● **WHAT YOU NEED TO DO**: Would you print the records as they stand, down to the last character?

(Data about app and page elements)
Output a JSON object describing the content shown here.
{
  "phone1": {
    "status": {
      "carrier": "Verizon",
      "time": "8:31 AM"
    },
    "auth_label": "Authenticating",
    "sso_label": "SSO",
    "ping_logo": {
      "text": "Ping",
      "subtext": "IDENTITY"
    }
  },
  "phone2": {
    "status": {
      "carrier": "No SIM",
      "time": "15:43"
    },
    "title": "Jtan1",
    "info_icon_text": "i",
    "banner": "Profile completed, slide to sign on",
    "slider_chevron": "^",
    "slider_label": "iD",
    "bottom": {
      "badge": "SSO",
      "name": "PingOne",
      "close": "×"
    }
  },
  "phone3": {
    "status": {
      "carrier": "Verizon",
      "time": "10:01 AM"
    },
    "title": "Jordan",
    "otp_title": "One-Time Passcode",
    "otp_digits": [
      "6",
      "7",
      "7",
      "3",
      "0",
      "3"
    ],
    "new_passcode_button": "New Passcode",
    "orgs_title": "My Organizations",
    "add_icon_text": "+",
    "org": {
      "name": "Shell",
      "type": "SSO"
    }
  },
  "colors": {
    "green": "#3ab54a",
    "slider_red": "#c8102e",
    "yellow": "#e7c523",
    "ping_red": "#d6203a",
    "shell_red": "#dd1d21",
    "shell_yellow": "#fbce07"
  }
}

● **SOLUTION TO THE PROBLEM**:
Output a JSON object describing the content shown here.
{
  "phone1": {
    "status": {
      "carrier": "Verizon",
      "time": "8:31 AM"
    },
    "auth_label": "Authenticating",
    "sso_label": "SSO",
    "ping_logo": {
      "text": "Ping",
      "subtext": "IDENTITY"
    }
  },
  "phone2": {
    "status": {
      "carrier": "No SIM",
      "time": "15:43"
    },
    "title": "Jtan1",
    "info_icon_text": "i",
    "banner": "Profile completed, slide to sign on",
    "slider_chevron": "^",
    "slider_label": "iD",
    "bottom": {
      "badge": "SSO",
      "name": "PingOne",
      "close": "×"
    }
  },
  "phone3": {
    "status": {
      "carrier": "Verizon",
      "time": "10:01 AM"
    },
    "title": "Jordan",
    "otp_title": "One-Time Passcode",
    "otp_digits": [
      "6",
      "7",
      "7",
      "3",
      "0",
      "3"
    ],
    "new_passcode_button": "New Passcode",
    "orgs_title": "My Organizations",
    "add_icon_text": "+",
    "org": {
      "name": "Shell",
      "type": "SSO"
    }
  },
  "colors": {
    "green": "#3ab54a",
    "slider_red": "#c8102e",
    "yellow": "#e7c523",
    "ping_red": "#d6203a",
    "shell_red": "#dd1d21",
    "shell_yellow": "#fbce07"
  }
}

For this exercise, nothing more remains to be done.